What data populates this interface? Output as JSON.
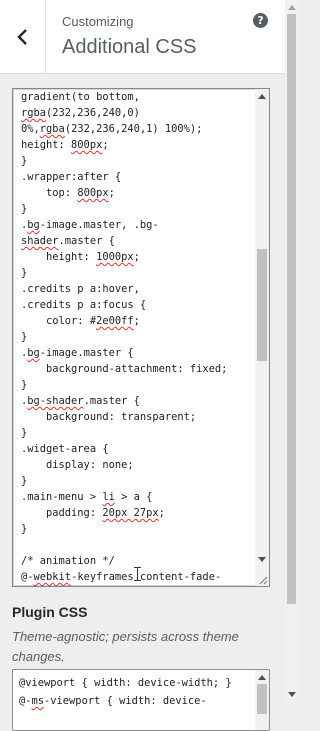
{
  "header": {
    "eyebrow": "Customizing",
    "title": "Additional CSS",
    "help_glyph": "?",
    "back_icon": "chevron-left-icon",
    "help_icon": "help-icon"
  },
  "css_editor": {
    "lines": [
      {
        "t": "gradient(to bottom,"
      },
      {
        "t": "rgba(232,236,240,0)",
        "sq": "rgba"
      },
      {
        "t": "0%,rgba(232,236,240,1) 100%);",
        "sq": "rgba"
      },
      {
        "t": "height: 800px;",
        "sq": "800px"
      },
      {
        "t": "}"
      },
      {
        "t": ".wrapper:after {"
      },
      {
        "t": "    top: 800px;",
        "sq": "800px"
      },
      {
        "t": "}"
      },
      {
        "t": ".bg-image.master, .bg-",
        "sq": "bg"
      },
      {
        "t": "shader.master {",
        "sq": "shader"
      },
      {
        "t": "    height: 1000px;",
        "sq": "1000px"
      },
      {
        "t": "}"
      },
      {
        "t": ".credits p a:hover,"
      },
      {
        "t": ".credits p a:focus {"
      },
      {
        "t": "    color: #2e00ff;",
        "sq": "2e00ff"
      },
      {
        "t": "}"
      },
      {
        "t": ".bg-image.master {",
        "sq": "bg"
      },
      {
        "t": "    background-attachment: fixed;"
      },
      {
        "t": "}"
      },
      {
        "t": ".bg-shader.master {",
        "sq": "bg-shader"
      },
      {
        "t": "    background: transparent;"
      },
      {
        "t": "}"
      },
      {
        "t": ".widget-area {"
      },
      {
        "t": "    display: none;"
      },
      {
        "t": "}"
      },
      {
        "t": ".main-menu > li > a {",
        "sq": "li"
      },
      {
        "t": "    padding: 20px 27px;",
        "sq": "20px 27px"
      },
      {
        "t": "}"
      },
      {
        "t": ""
      },
      {
        "t": "/* animation */"
      },
      {
        "t": "@-webkit-keyframes content-fade-",
        "sq": "webkit"
      }
    ]
  },
  "plugin_css": {
    "title": "Plugin CSS",
    "description": "Theme-agnostic; persists across theme changes.",
    "lines": [
      {
        "t": "@viewport { width: device-width; }"
      },
      {
        "t": "@-ms-viewport { width: device-",
        "sq": "ms"
      }
    ]
  },
  "colors": {
    "accent": "#555d66",
    "error_underline": "#d63638",
    "editor_border": "#7e8993"
  }
}
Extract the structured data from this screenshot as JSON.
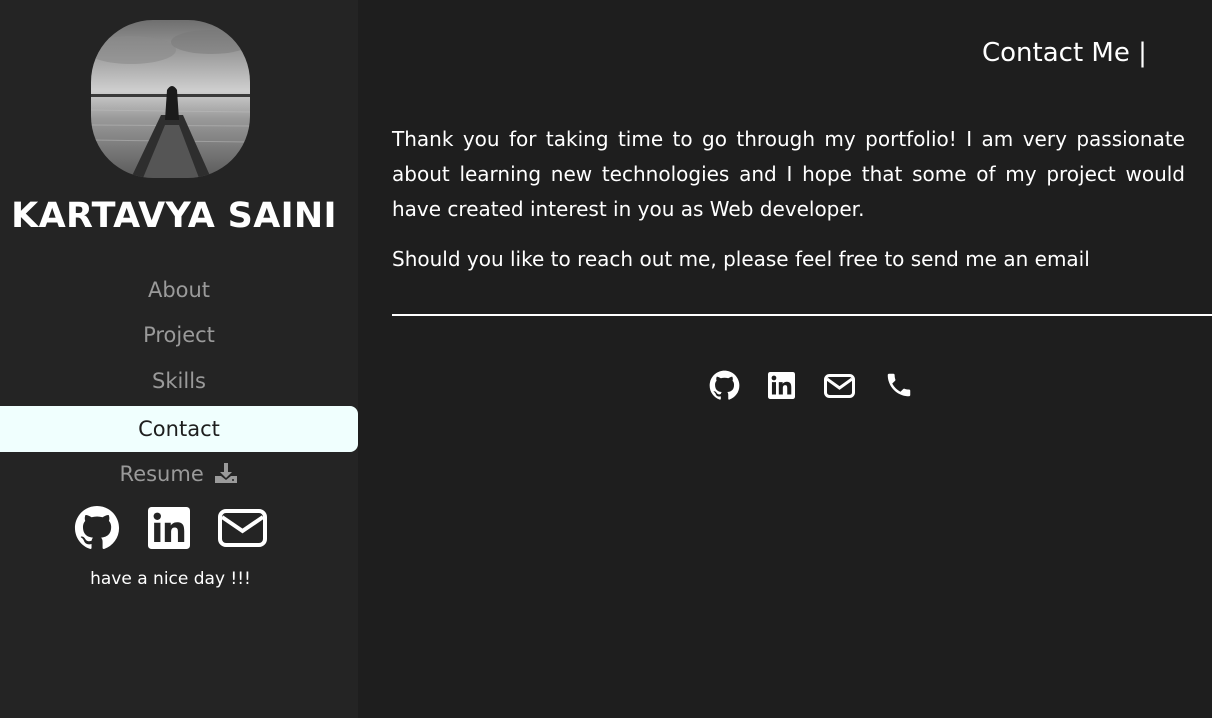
{
  "profile": {
    "name": "KARTAVYA SAINI",
    "avatar_alt": "person on boat"
  },
  "nav": {
    "items": [
      {
        "label": "About"
      },
      {
        "label": "Project"
      },
      {
        "label": "Skills"
      },
      {
        "label": "Contact"
      },
      {
        "label": "Resume"
      }
    ],
    "active": "Contact"
  },
  "sidebar_social": {
    "icons": [
      "github-icon",
      "linkedin-icon",
      "mail-icon"
    ]
  },
  "tagline": "have a nice day !!!",
  "contact": {
    "title": "Contact Me |",
    "paragraph1": "Thank you for taking time to go through my portfolio! I am very passionate about learning new technologies and I hope that some of my project would have created interest in you as Web developer.",
    "paragraph2": "Should you like to reach out me, please feel free to send me an email",
    "icons": [
      "github-icon",
      "linkedin-icon",
      "mail-icon",
      "phone-icon"
    ]
  },
  "colors": {
    "background": "#1e1e1e",
    "sidebar": "#242424",
    "active_nav": "#f0fffe",
    "nav_text": "#9a9a9a"
  }
}
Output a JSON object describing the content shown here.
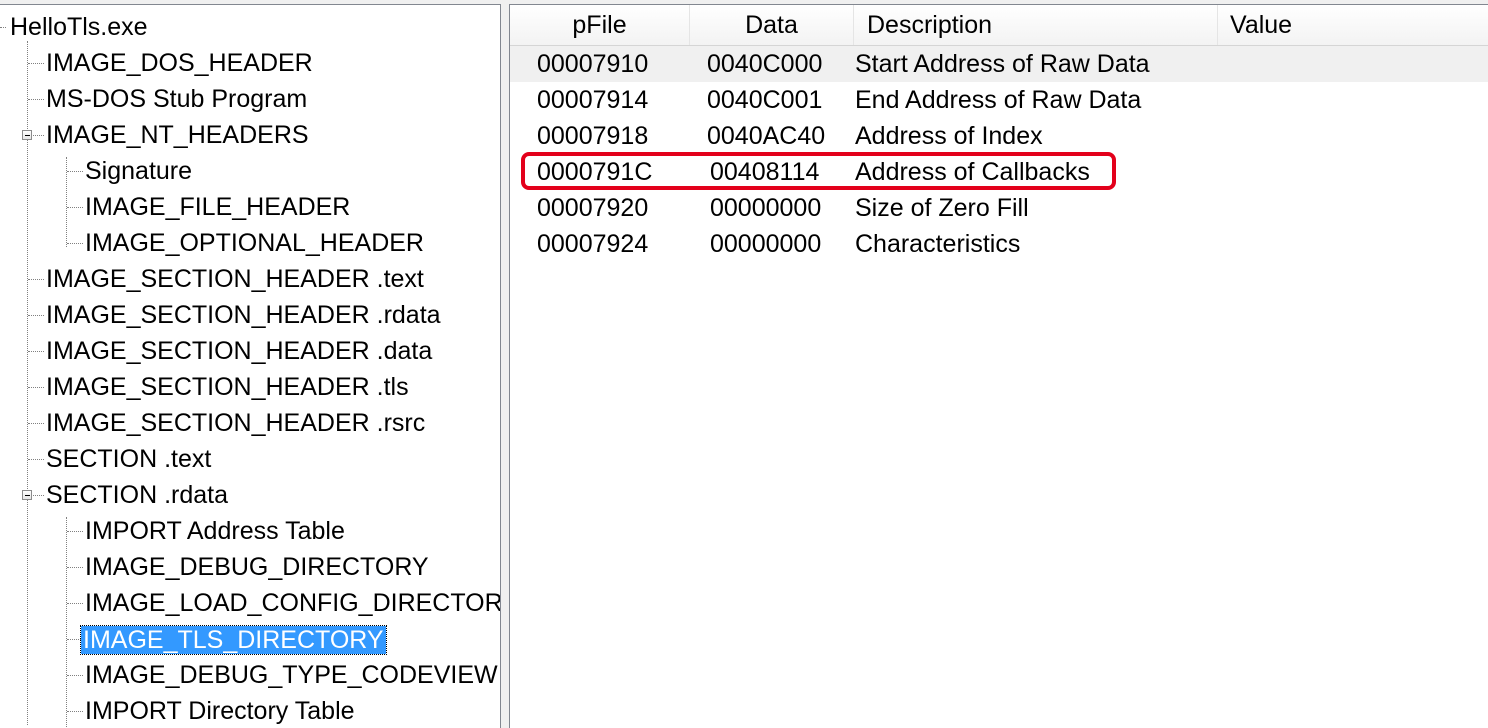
{
  "tree": {
    "items": [
      {
        "label": "HelloTls.exe"
      },
      {
        "label": "IMAGE_DOS_HEADER"
      },
      {
        "label": "MS-DOS Stub Program"
      },
      {
        "label": "IMAGE_NT_HEADERS"
      },
      {
        "label": "Signature"
      },
      {
        "label": "IMAGE_FILE_HEADER"
      },
      {
        "label": "IMAGE_OPTIONAL_HEADER"
      },
      {
        "label": "IMAGE_SECTION_HEADER .text"
      },
      {
        "label": "IMAGE_SECTION_HEADER .rdata"
      },
      {
        "label": "IMAGE_SECTION_HEADER .data"
      },
      {
        "label": "IMAGE_SECTION_HEADER .tls"
      },
      {
        "label": "IMAGE_SECTION_HEADER .rsrc"
      },
      {
        "label": "SECTION .text"
      },
      {
        "label": "SECTION .rdata"
      },
      {
        "label": "IMPORT Address Table"
      },
      {
        "label": "IMAGE_DEBUG_DIRECTORY"
      },
      {
        "label": "IMAGE_LOAD_CONFIG_DIRECTORY"
      },
      {
        "label": "IMAGE_TLS_DIRECTORY"
      },
      {
        "label": "IMAGE_DEBUG_TYPE_CODEVIEW"
      },
      {
        "label": "IMPORT Directory Table"
      }
    ],
    "selected": "IMAGE_TLS_DIRECTORY"
  },
  "list": {
    "columns": [
      "pFile",
      "Data",
      "Description",
      "Value"
    ],
    "rows": [
      {
        "pfile": "00007910",
        "data": "0040C000",
        "description": "Start Address of Raw Data",
        "value": ""
      },
      {
        "pfile": "00007914",
        "data": "0040C001",
        "description": "End Address of Raw Data",
        "value": ""
      },
      {
        "pfile": "00007918",
        "data": "0040AC40",
        "description": "Address of Index",
        "value": ""
      },
      {
        "pfile": "0000791C",
        "data": "00408114",
        "description": "Address of Callbacks",
        "value": ""
      },
      {
        "pfile": "00007920",
        "data": "00000000",
        "description": "Size of Zero Fill",
        "value": ""
      },
      {
        "pfile": "00007924",
        "data": "00000000",
        "description": "Characteristics",
        "value": ""
      }
    ],
    "hovered_row": 0,
    "highlighted_row": 3
  },
  "colors": {
    "selection": "#3399ff",
    "annotation": "#e3001b"
  }
}
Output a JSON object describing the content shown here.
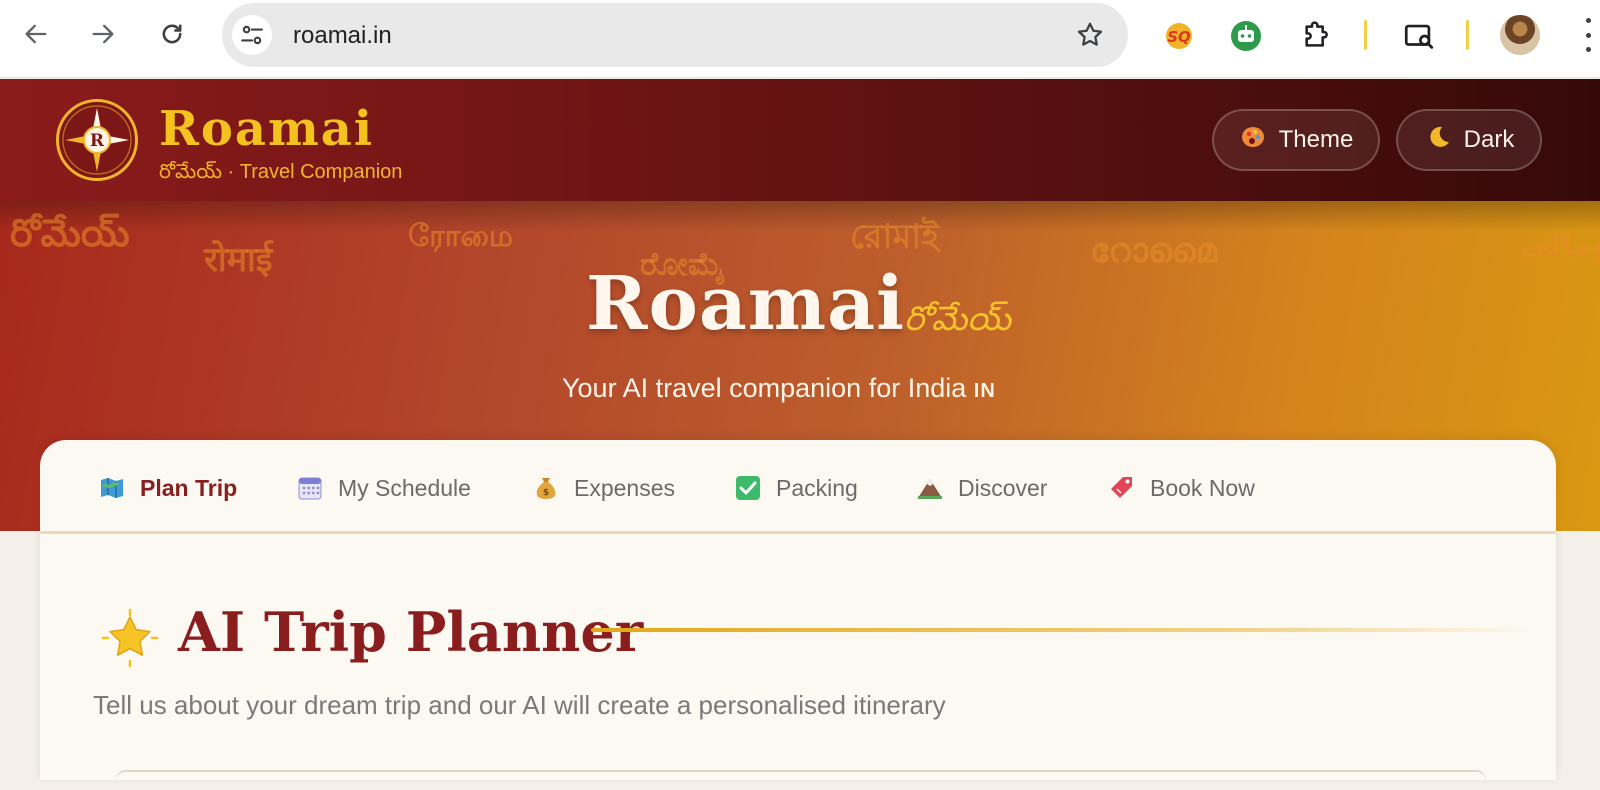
{
  "browser": {
    "url": "roamai.in",
    "icons": {
      "back": "back-arrow-icon",
      "forward": "forward-arrow-icon",
      "reload": "reload-icon",
      "site_info": "site-settings-icon",
      "bookmark": "bookmark-star-icon",
      "extensions": [
        "sq-extension-icon",
        "robot-extension-icon",
        "puzzle-extensions-icon",
        "lens-search-icon"
      ],
      "menu": "kebab-menu-icon"
    }
  },
  "header": {
    "brand_name": "Roamai",
    "tagline": "రోమేయ్ · Travel Companion",
    "logo_letter": "R",
    "theme_label": "Theme",
    "dark_label": "Dark"
  },
  "hero": {
    "background_words": [
      "రోమేయ్",
      "रोमाई",
      "ரோமை",
      "ರೋಮೈ",
      "রোমাই",
      "റോമൈ",
      "رومائی"
    ],
    "title": "Roamai",
    "title_telugu": "రోమేయ్",
    "subtitle": "Your AI travel companion for India",
    "subtitle_flag": "IN"
  },
  "tabs": [
    {
      "label": "Plan Trip",
      "icon": "map-icon",
      "active": true
    },
    {
      "label": "My Schedule",
      "icon": "calendar-icon",
      "active": false
    },
    {
      "label": "Expenses",
      "icon": "money-bag-icon",
      "active": false
    },
    {
      "label": "Packing",
      "icon": "checkbox-icon",
      "active": false
    },
    {
      "label": "Discover",
      "icon": "mountain-icon",
      "active": false
    },
    {
      "label": "Book Now",
      "icon": "ticket-icon",
      "active": false
    }
  ],
  "section": {
    "title": "AI Trip Planner",
    "description": "Tell us about your dream trip and our AI will create a personalised itinerary",
    "icon": "glowing-star-icon"
  },
  "colors": {
    "brand_gold": "#f4c21e",
    "brand_maroon": "#8a1d1d",
    "hero_start": "#a8281c",
    "hero_end": "#d99812"
  }
}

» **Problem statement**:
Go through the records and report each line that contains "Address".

» **Exercise solution**:
        "label": "IMPORT Address Table"
        "description": "Start Address of Raw Data",
        "description": "End Address of Raw Data",
        "description": "Address of Index",
        "description": "Address of Callbacks",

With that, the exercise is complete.